The Robert Burns dinner was a sobering reminder of what can be if we fail to learn from the past, and fail to preserve not merely the upper echelons of society but also the fundamental bases. If a nation cannot feed herself, she cannot long maintain her sovereignty. Yet as Burns demonstrated, a celebration of any nation’s most humble traditions can strengthen her soul and help her stand tall regardless of current economic conditions. So to Robert Burns, from 200 years away, I say “thank you”. And to all those homegrown festivals around the world which celebrate the local, the traditional, and the ancestral, I salute you. In closing I’ll quote what has become my favorite Robert Burns poem, A Man’s A Man For A’ That:
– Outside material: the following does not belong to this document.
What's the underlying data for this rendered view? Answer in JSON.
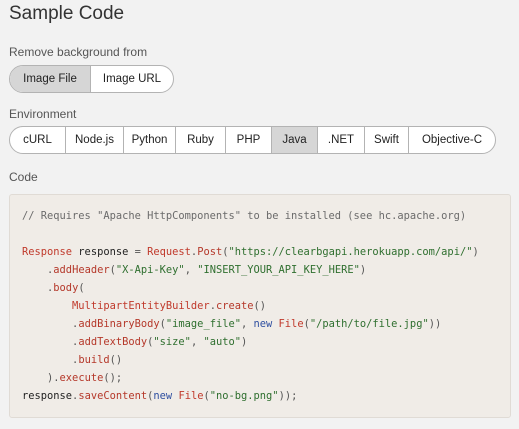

(to help with translation of some unfamiliar terms, click here)
Is there for honest Poverty
That hings his head, an' a' that;
The coward slave-we pass him by,
We dare be poor for a' that!
For a' that, an' a' that.
Our toils obscure an' a' that,
The rank is but the guinea's stamp,
The Man's the gowd for a' that.
What though on hamely fare we dine,
Wear hoddin grey, an' a that;
Gie fools their silks, and knaves their wine;
A Man's a Man for a' that:
For a' that, and a' that,
Their tinsel show, an' a' that;
The honest man, tho' e'er sae poor,
Is king o' men for a' that.
Ye see yon birkie, ca'd a lord,
Wha struts, an' stares, an' a' that;
Tho' hundreds worship at his word,
He's but a coof for a' that:
For a' that, an' a' that,
His ribband, star, an' a' that:
The man o' independent mind
He looks an' laughs at a' that.
A prince can mak' a belted knight,
A marquis, duke, an' a' that;
But an honest man's abon his might,
Gude faith, he maunna fa' that!
For a' that, an' a' that,
Their dignities an' a' that;
The pith o' sense, an' pride o' worth,
Are higher rank than a' that.
Then let us pray that come it may,
(As come it will for a' that,)
That Sense and Worth, o'er a' the earth,
Shall bear the gree, an' a' that.
For a' that, an' a' that,
It's coming yet for a' that,
That Man to Man, the world o'er,
Shall brothers be for a' that.